Hektor is a practicing artist who graduated from the City and Guilds of London Art School (B.A.) and Chelsea College of Art and Design (Master). His participation in residency programs include Cittadellarte Pistoletto Foundation, the Swiss Institute in Rome, IS Wyspa in Gdansk, Astérides in Marseille and Cité des Arts in Paris. Read more.
Hung Lam is a graphic designer who co-founded CoDesign Ltd. with Eddy Yu in 2003. His works have been part of the permanent collections of V&A Museum in England, Osaka Suntory Museum in Japan, Plakatsammlug Museum fur Gestaltung Zurich in Switzerland, Museum fur kunst und Gewerbe and Hong Kong Heritage Museum.

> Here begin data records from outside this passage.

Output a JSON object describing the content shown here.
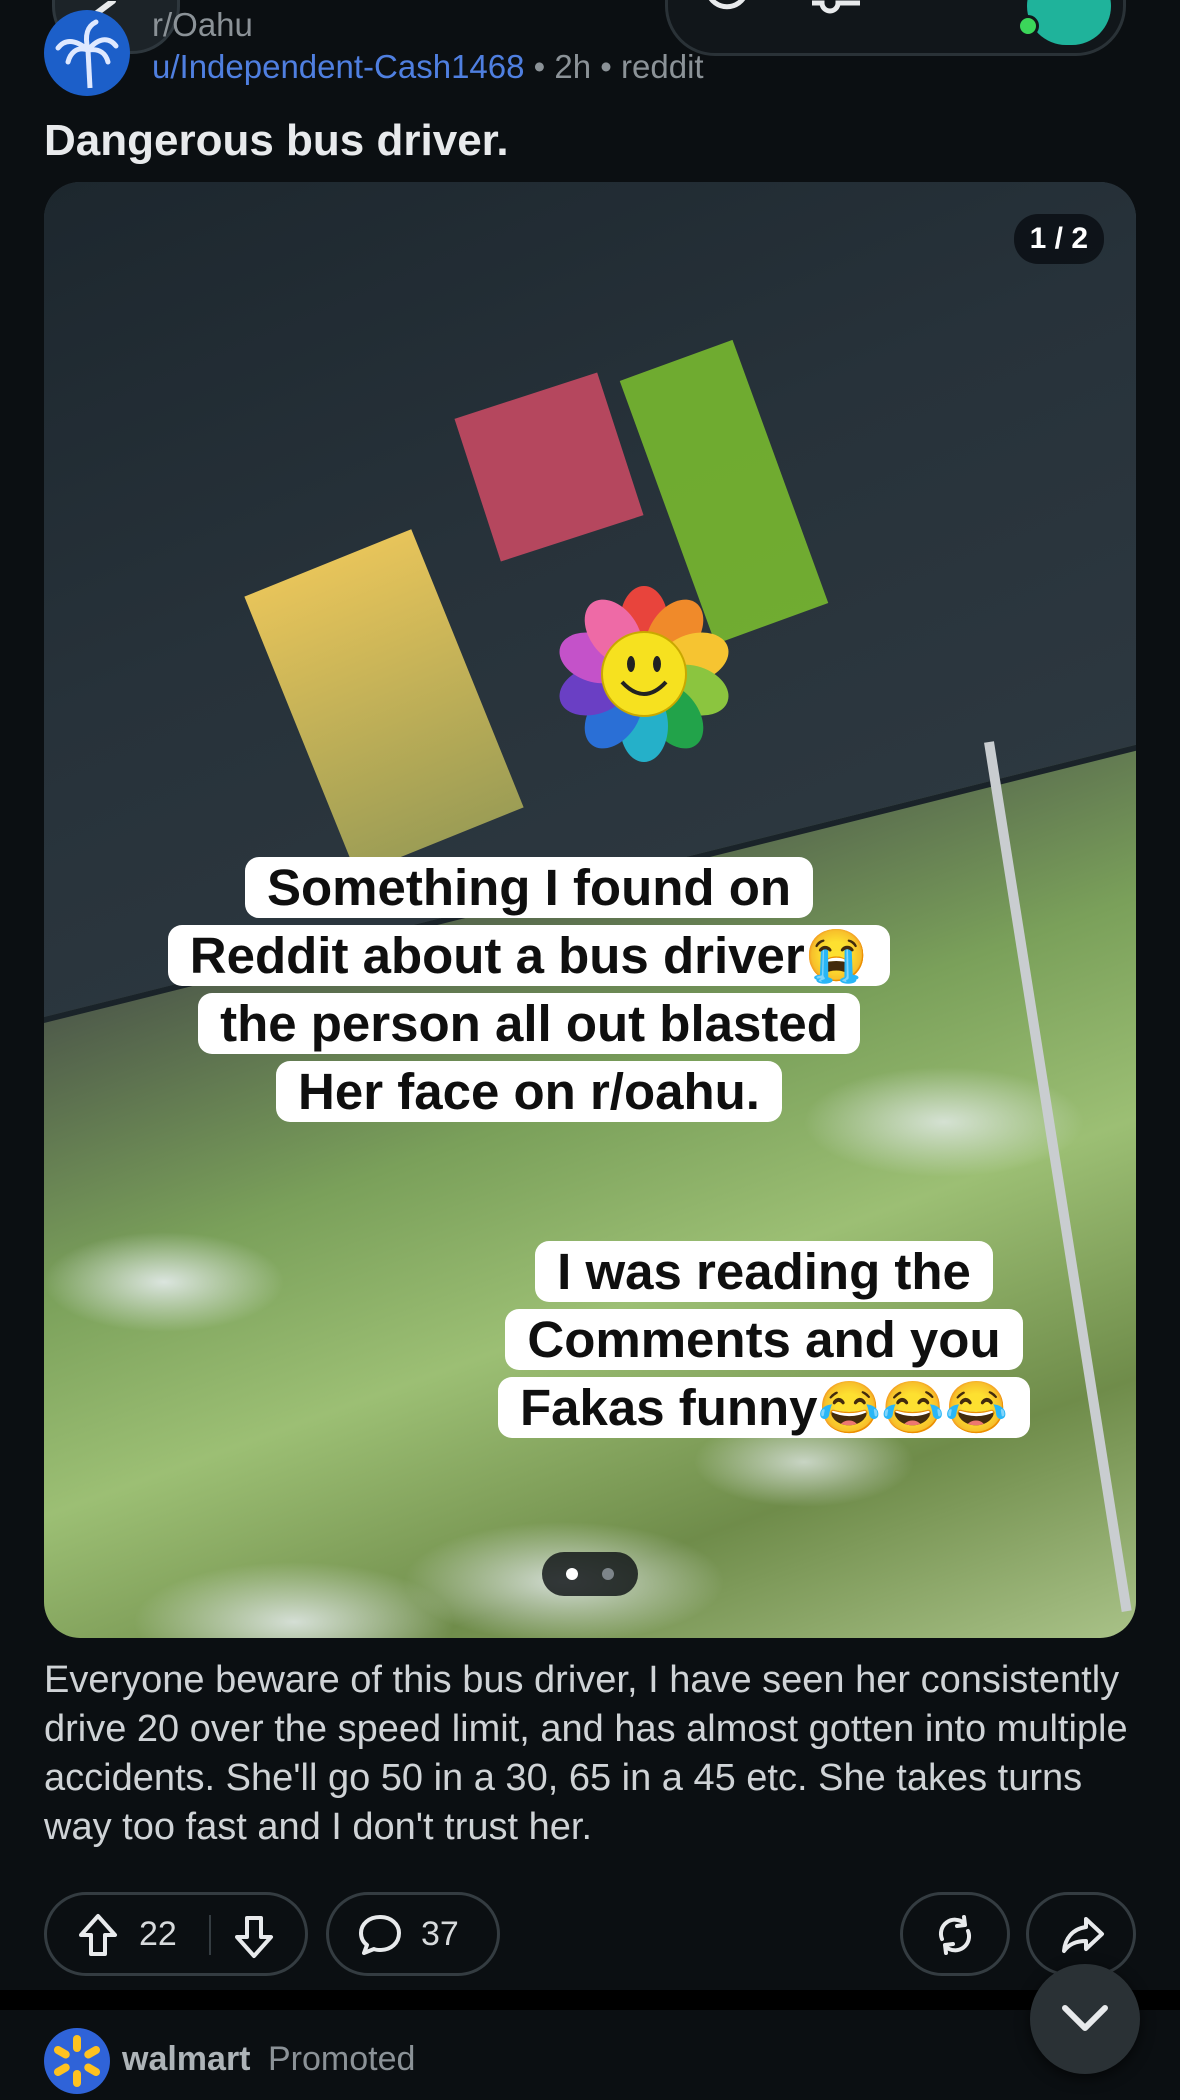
{
  "header": {
    "subreddit": "r/Oahu",
    "username": "u/Independent-Cash1468",
    "time": "2h",
    "source": "reddit",
    "separator": "•"
  },
  "post": {
    "title": "Dangerous bus driver.",
    "image_counter": "1 / 2",
    "overlay_caption_1": [
      "Something I found on",
      "Reddit about a bus driver😭",
      "the person all out blasted",
      "Her face on r/oahu."
    ],
    "overlay_caption_2": [
      "I was reading the",
      "Comments and you",
      "Fakas funny😂😂😂"
    ],
    "body": "Everyone beware of this bus driver, I have seen her consistently drive 20 over the speed limit, and has almost gotten into multiple accidents. She'll go 50 in a 30, 65 in a 45 etc. She takes turns way too fast and I don't trust her.",
    "carousel": {
      "total": 2,
      "active": 1
    }
  },
  "actions": {
    "upvotes": "22",
    "comments": "37"
  },
  "promoted": {
    "advertiser": "walmart",
    "label": "Promoted"
  },
  "colors": {
    "background": "#0b0f12",
    "username_link": "#4f7fe0",
    "muted_text": "#8b9297",
    "pill_border": "#343c41"
  },
  "icons": [
    "back-icon",
    "search-icon",
    "key-icon",
    "upvote-icon",
    "downvote-icon",
    "comment-icon",
    "crosspost-icon",
    "share-icon",
    "chevron-down-icon",
    "walmart-spark-icon"
  ]
}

Hung and Eddy engage in CoLab, establishing a new collaborative platform for social innovation through design. Read more.
Natasha Lau studied Arts Management at Lasalle. She graduated with a Business Studies Diploma from Ngee Ann Polytechnic and combines her interests in both Business and Arts.

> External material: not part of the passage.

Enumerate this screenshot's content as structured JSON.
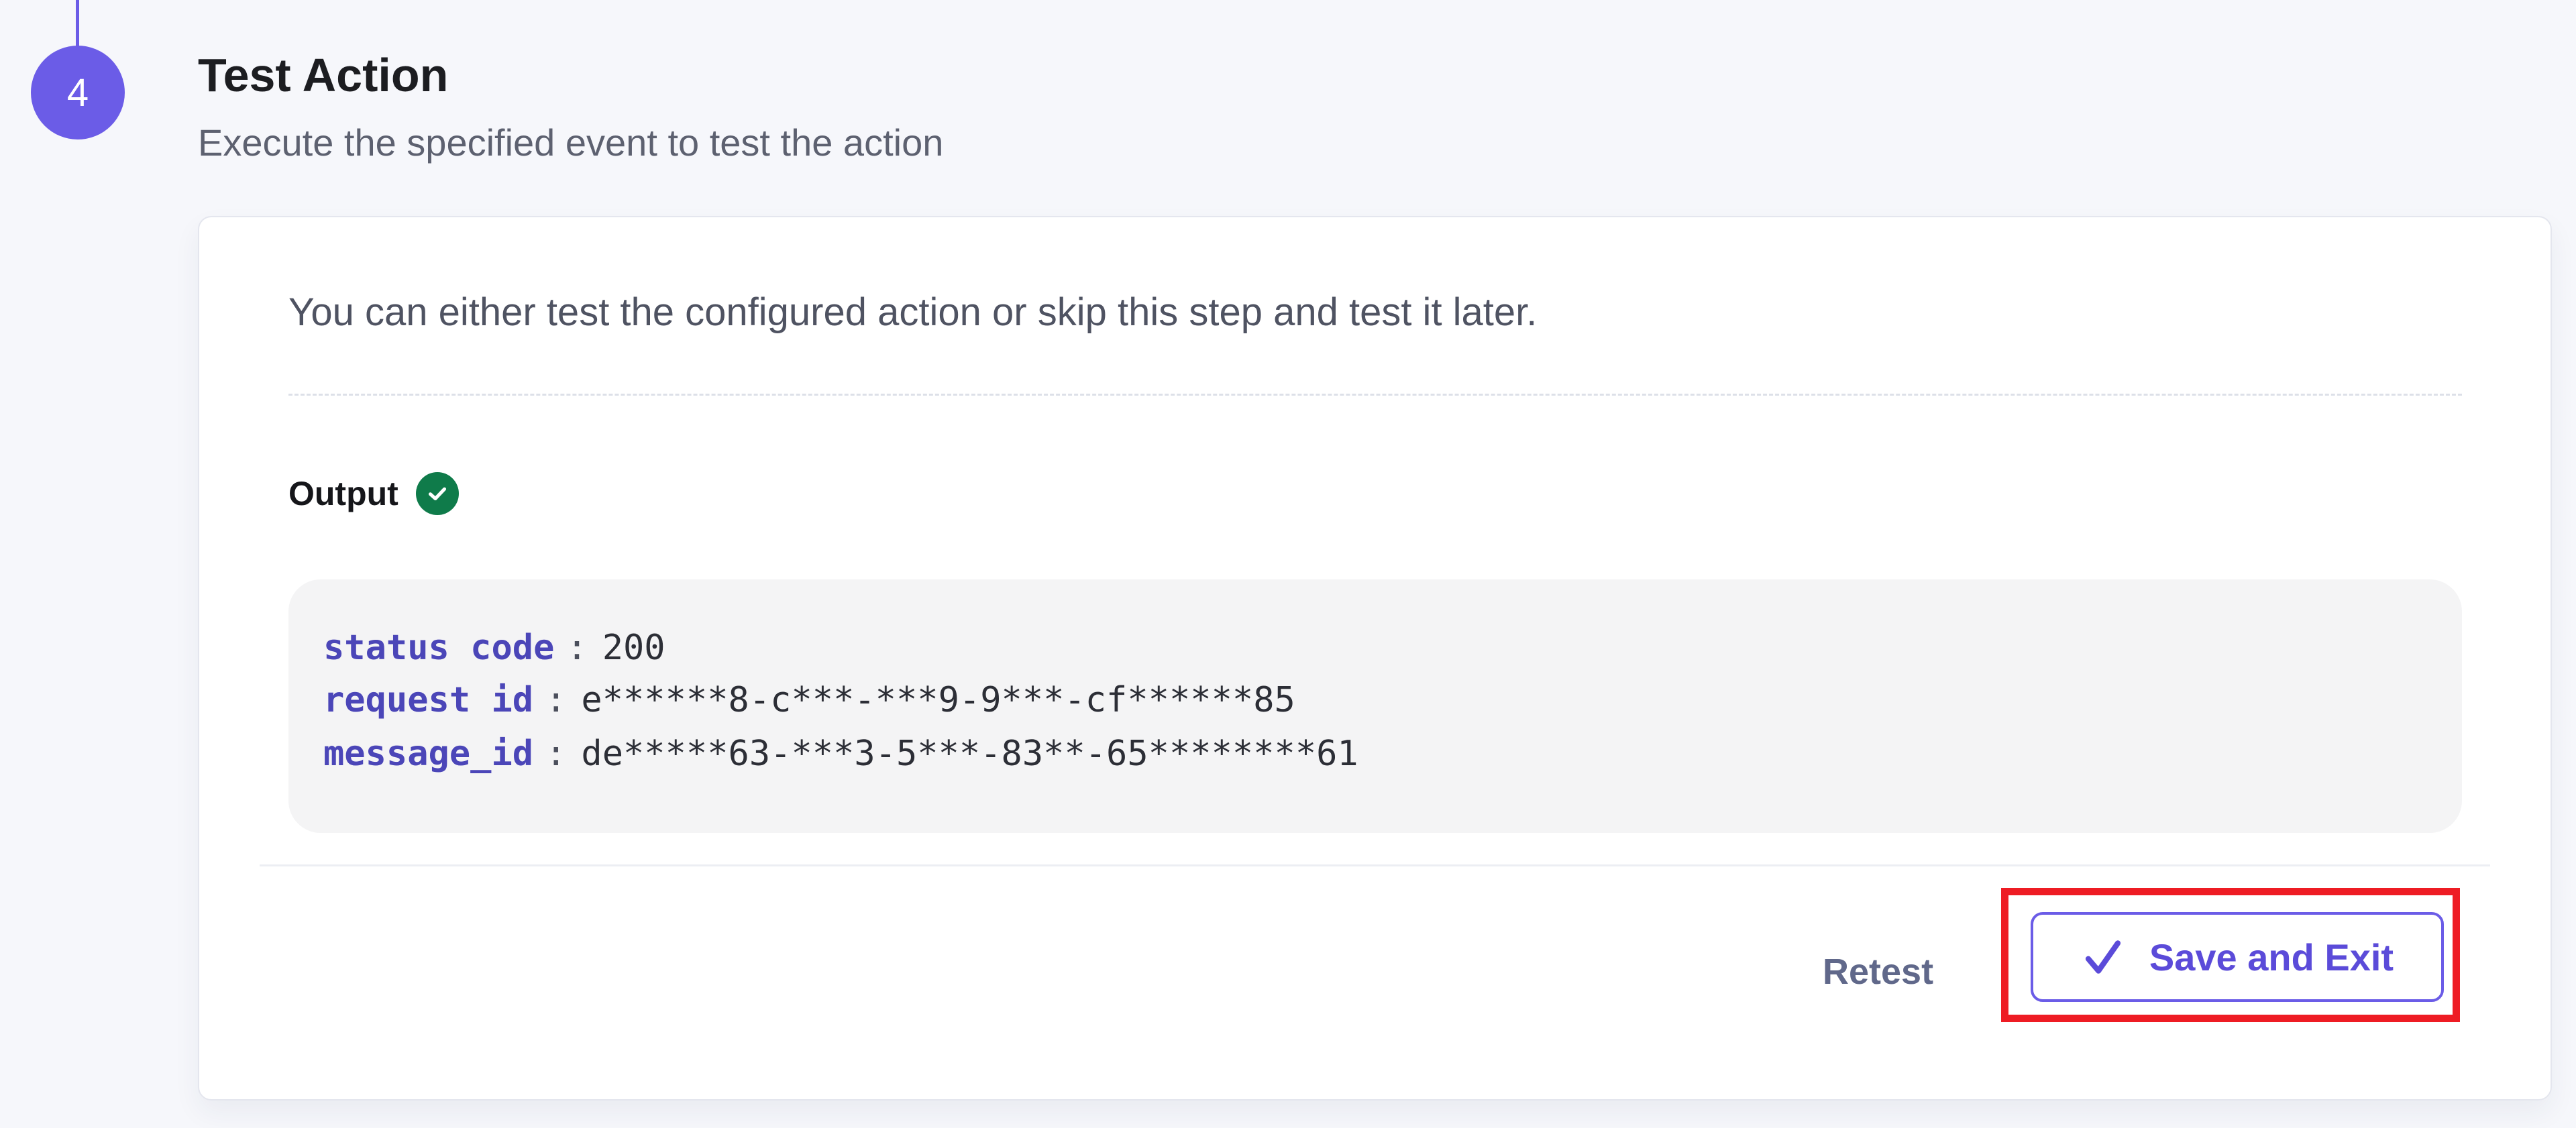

R. Streitmatter-Tran is an artist based in Ho Chi Minh City. He received his degree in the Studio for Interrelated Media (SIM) at the Massachusetts College of Art in Boston. He is a founding member of the Ho Chi Minh City-based arts collective, Mogas Station, and established the now defunct art and performance group ProjectOne in Saigon. In 2010, he founded DIA/PROJECTS, an experimental space for contemporary arts and research in HCMC. Read more.

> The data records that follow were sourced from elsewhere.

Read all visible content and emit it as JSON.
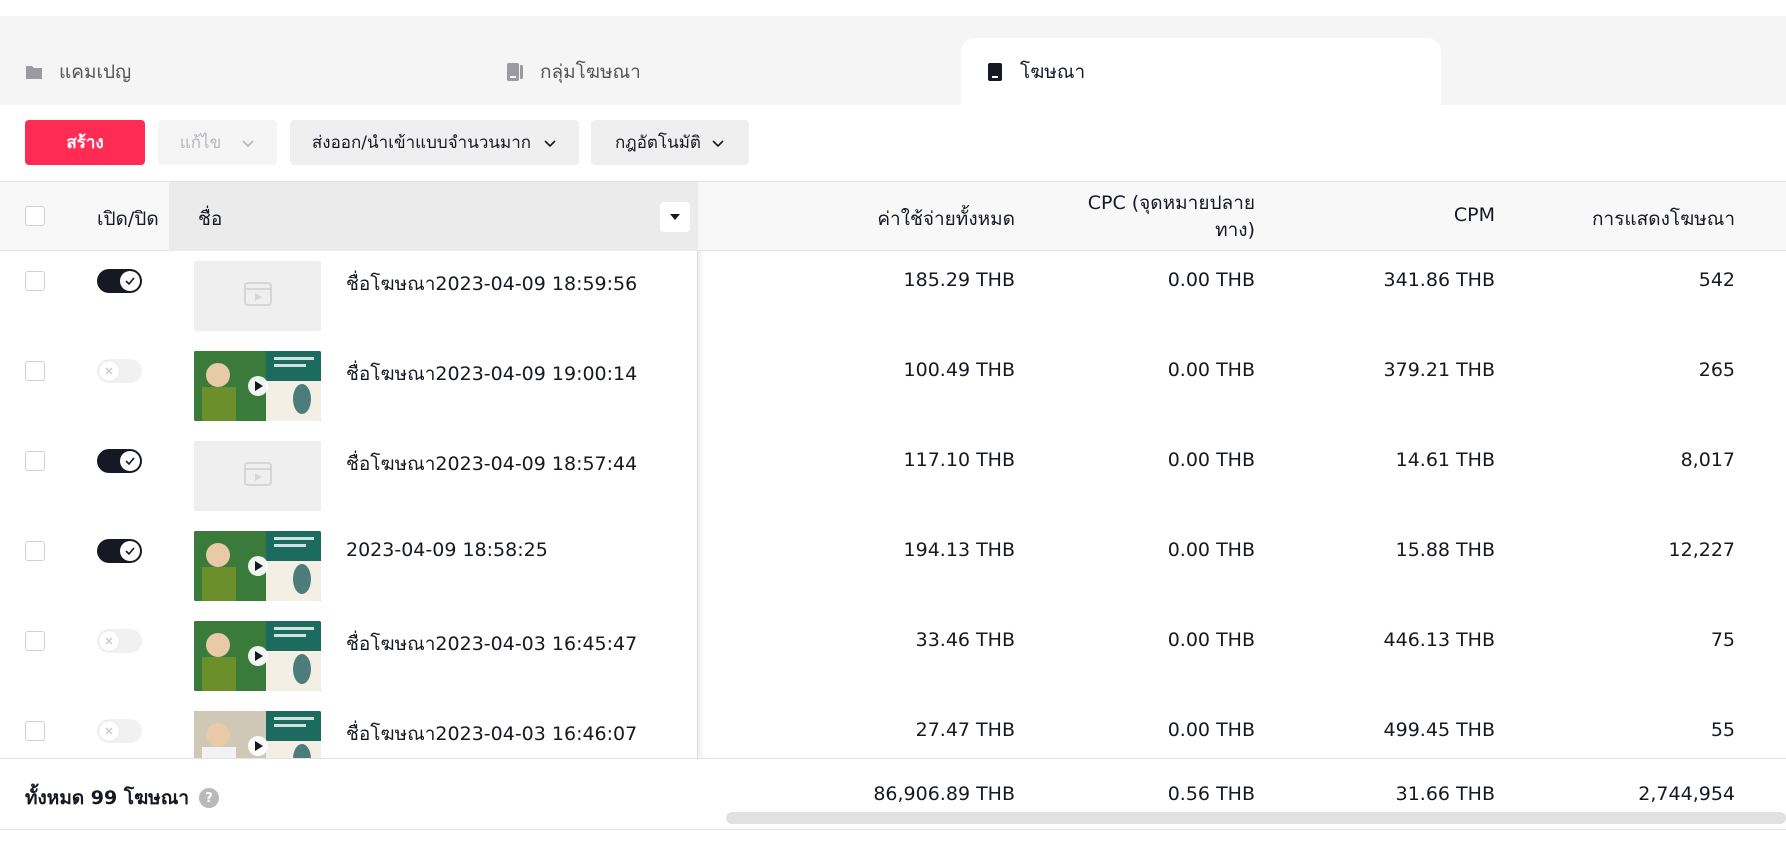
{
  "tabs": [
    {
      "label": "แคมเปญ",
      "icon": "folder-icon"
    },
    {
      "label": "กลุ่มโฆษณา",
      "icon": "ad-group-icon"
    },
    {
      "label": "โฆษณา",
      "icon": "ad-icon",
      "active": true
    }
  ],
  "toolbar": {
    "create_label": "สร้าง",
    "edit_label": "แก้ไข",
    "bulk_label": "ส่งออก/นำเข้าแบบจำนวนมาก",
    "rules_label": "กฎอัตโนมัติ"
  },
  "table": {
    "headers": {
      "toggle": "เปิด/ปิด",
      "name": "ชื่อ",
      "spend": "ค่าใช้จ่ายทั้งหมด",
      "cpc_line1": "CPC (จุดหมายปลาย",
      "cpc_line2": "ทาง)",
      "cpm": "CPM",
      "impressions": "การแสดงโฆษณา"
    },
    "rows": [
      {
        "on": true,
        "thumb": "empty",
        "name": "ชื่อโฆษณา2023-04-09 18:59:56",
        "spend": "185.29 THB",
        "cpc": "0.00 THB",
        "cpm": "341.86 THB",
        "impressions": "542"
      },
      {
        "on": false,
        "thumb": "video",
        "name": "ชื่อโฆษณา2023-04-09 19:00:14",
        "spend": "100.49 THB",
        "cpc": "0.00 THB",
        "cpm": "379.21 THB",
        "impressions": "265"
      },
      {
        "on": true,
        "thumb": "empty",
        "name": "ชื่อโฆษณา2023-04-09 18:57:44",
        "spend": "117.10 THB",
        "cpc": "0.00 THB",
        "cpm": "14.61 THB",
        "impressions": "8,017"
      },
      {
        "on": true,
        "thumb": "video",
        "name": "2023-04-09 18:58:25",
        "spend": "194.13 THB",
        "cpc": "0.00 THB",
        "cpm": "15.88 THB",
        "impressions": "12,227"
      },
      {
        "on": false,
        "thumb": "video",
        "name": "ชื่อโฆษณา2023-04-03 16:45:47",
        "spend": "33.46 THB",
        "cpc": "0.00 THB",
        "cpm": "446.13 THB",
        "impressions": "75"
      },
      {
        "on": false,
        "thumb": "video2",
        "name": "ชื่อโฆษณา2023-04-03 16:46:07",
        "spend": "27.47 THB",
        "cpc": "0.00 THB",
        "cpm": "499.45 THB",
        "impressions": "55"
      }
    ],
    "footer": {
      "label": "ทั้งหมด 99 โฆษณา",
      "spend": "86,906.89 THB",
      "cpc": "0.56 THB",
      "cpm": "31.66 THB",
      "impressions": "2,744,954"
    }
  },
  "colors": {
    "brand": "#fe2c55",
    "toggle_on": "#161823",
    "toggle_off": "#f1f1f2"
  }
}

Wong Yunjie (Jacky) is a theatre artist, researcher and writer curious about the gaps to collective human flourishing in present-day capitalism, and in Asian traditional art practices as embodied philosophy/values in danger of being lost. He practised community-based theatre with Makhampom, Chiangmai (2012-2014) and Playback Theatre and Taichi. Yunjie studied Noh, Wayang Wong, Beijing Opera, Taichi and Kuttiyattam alongside Western theatre traditions at the Intercultural Theatre Institute (2015-2017), and wrote a thesis on Thailand’s democracy movement and cinema in the 1970s as a political science student in NUS (2003-2007).
Brack offers the following services:
Writing and/or editing for projects, publications and exhibitions, Exhibition curation and producing, Artistic Collaborations and Commissions, Programme Partner (Hosting and organising of workshops, activities, seminars, conferences, talks and dialogues, etc.)
For more information, get in touch with us at email@example.com
A Balinese nomad, Dewa Ayu Eka Savitri Sastrawan is an artist and a Bahasa Indonesia-English translator. Her artworks have been exhibited in Indonesia, The Netherlands and UK including with GondoRukem Batik Art Community Bali, the latter with whom she continues to give workshops with in the UK. She She is completing her Masters in Global Arts at Goldsmiths, University of London and is part of Lila Bhawa Indonesian Dance UK.